My daughter bought a house and had an inspection done. He found a few minor issues, but nothing major at the time. She made a few improvements, then moved in a month after closing. One month later she had to call a plumber about a clog. He came twice within the week and snaked it both times. Couldn’t fix problem so he recommended a camera through the pipes. They found that the sewer line was broken in the crawl space, something the inspector missed. Who would be liable, the inspector, previous owner or my daughter. Any thoughts.
Mel, This is a tough one but yes, worth chasing and first, I can offer some ideas but please understand I’m not a lawyer.
First I’d go back to the plumber & ask him whether this clog affected all the drains in the house or just one sink / toilet / tub. If the problem affected all plumbing then the inspector should have caught the problem but you’ll quickly discover that home inspectors are only liable up to the amount you paid for the inspection … which won’t cover this repair.
My guess is this clog affected one bathroom that wasn’t used frequently but it’s hard to believe the sellers didn’t know about it. Sellers are responsible for disclosing known defects in most states but laws vary by location. Your daughter should pursue financial assistance from the sellers. My recommendation is she start by seeking help from her real estate agent who has a reputation to protect, and let them negotiate with seller’s realtor. Get an estimate for repairs and try to recover at least half as that’s what might have been the settlement before closing.

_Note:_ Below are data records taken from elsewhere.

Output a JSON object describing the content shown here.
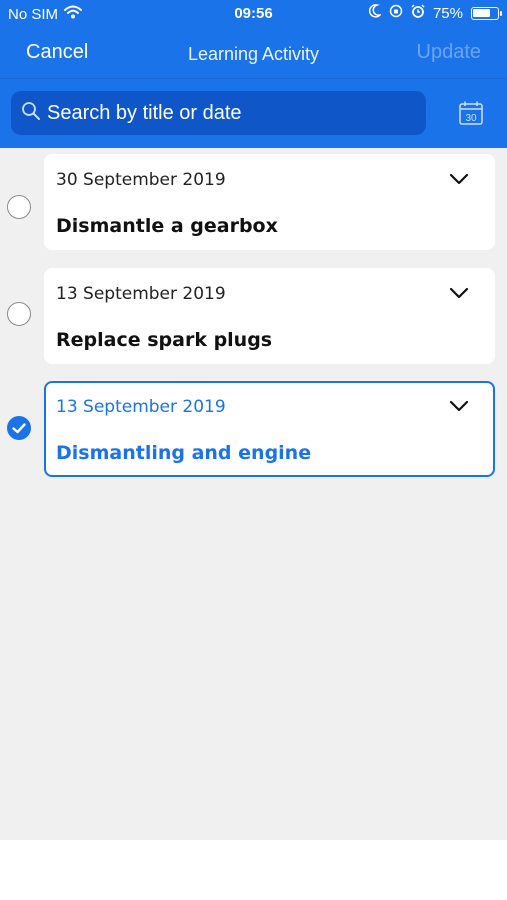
{
  "status_bar": {
    "carrier": "No SIM",
    "time": "09:56",
    "battery": "75%",
    "battery_level": 0.75
  },
  "nav": {
    "cancel_label": "Cancel",
    "title": "Learning Activity",
    "update_label": "Update"
  },
  "search": {
    "placeholder": "Search by title or date",
    "calendar_day": "30"
  },
  "activities": [
    {
      "date": "30 September 2019",
      "title": "Dismantle a gearbox",
      "selected": false
    },
    {
      "date": "13 September 2019",
      "title": "Replace spark plugs",
      "selected": false
    },
    {
      "date": "13 September 2019",
      "title": "Dismantling and engine",
      "selected": true
    }
  ],
  "colors": {
    "accent": "#1a73e8",
    "search_bg": "#0f56c9",
    "list_bg": "#f0f0f0"
  }
}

In my experience, a lawyer here would be a waste of time and money. The clog needs to be fixed now and lawyers take forever (think a minimum of 6 to 9 months) to settle the case and they’ll never get you the full amount, and then you’ve got to pay them too.

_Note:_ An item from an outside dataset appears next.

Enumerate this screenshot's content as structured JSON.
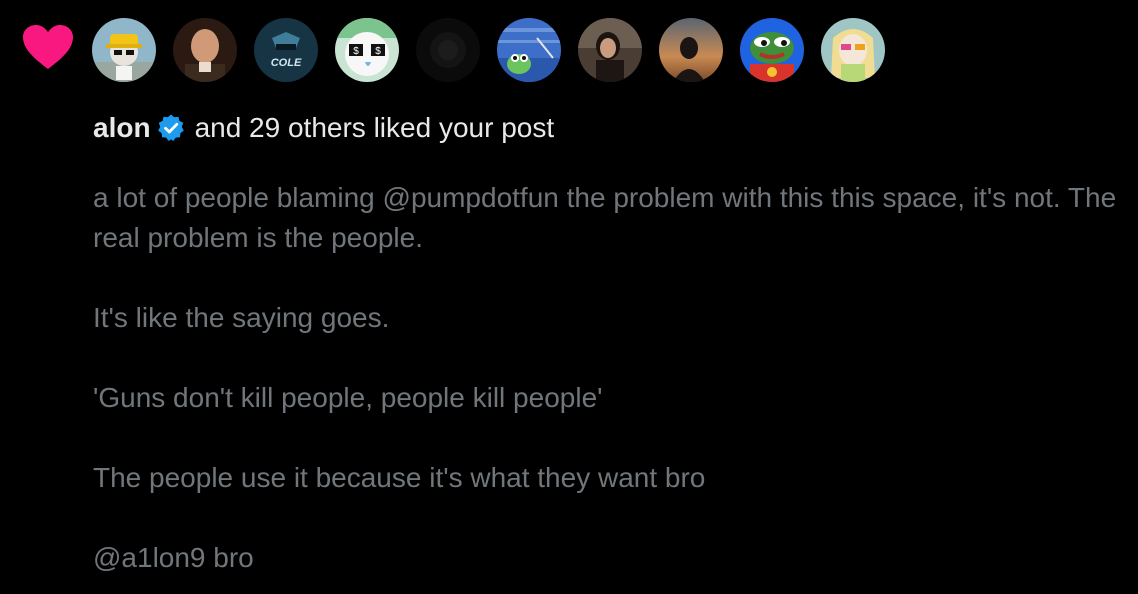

My sister has recently found a property listing that she likes and I want to make sure it’s the best purchase for her. It really helped when you stated that sellers can be asked to pay for repairs and that the project costs can also end up becoming split because while the property my sister found looks exactly like she wants it, there are a couple of small repairs that need to be done before it can be inhabitable but they’re nothing too serious. I’ll be sure to show this article to my sister so we can get an inspector to do a double check on the house to list down everything that needs to be done in case we missed anything.
Yes & the house we bought in Arizona had so many electrical problems that I had the home inspector come back & reinspect the repairs … because I was in New Hampshire.
How long after you sell a house are you responsible for repairs if something breaks after the sale of the house
please email a answer thank you
Response written here & emailed per your request
Audrey, There are 3 different scenarios here:
1 – When you buy an existing house, the buyer does a final walk through & assumes ownership for all problems at time of closing.
2 – Buyer based on their home inspection and/or final walk through can have money set aside in an escrow account to cover projected repair costs. The seller only gets this money when repairs completed, or the buyer if they have to make repairs, gets the money.
3 – With new construction, the builder has a 1 year warranty period. It’s pretty standard to do a walk through towards the end of the year, and then the builder makes repairs for things like nail pops, door that’s difficult to close, deck stairs that have settled, etc.
The biggest problems I’ve seen are inexperienced real estate agents who don’t get money set aside in escrow, and builders who get too busy to handle the little stuff for homes that have closed. My handyman business did builder punchlist work from 2004 to 2006, for this reason. Guess I should write another article about escrow for repairs, as I recently visited a homeowner who had 1.5-2 days worth of repairs they wanted, and no way to make the builder respond.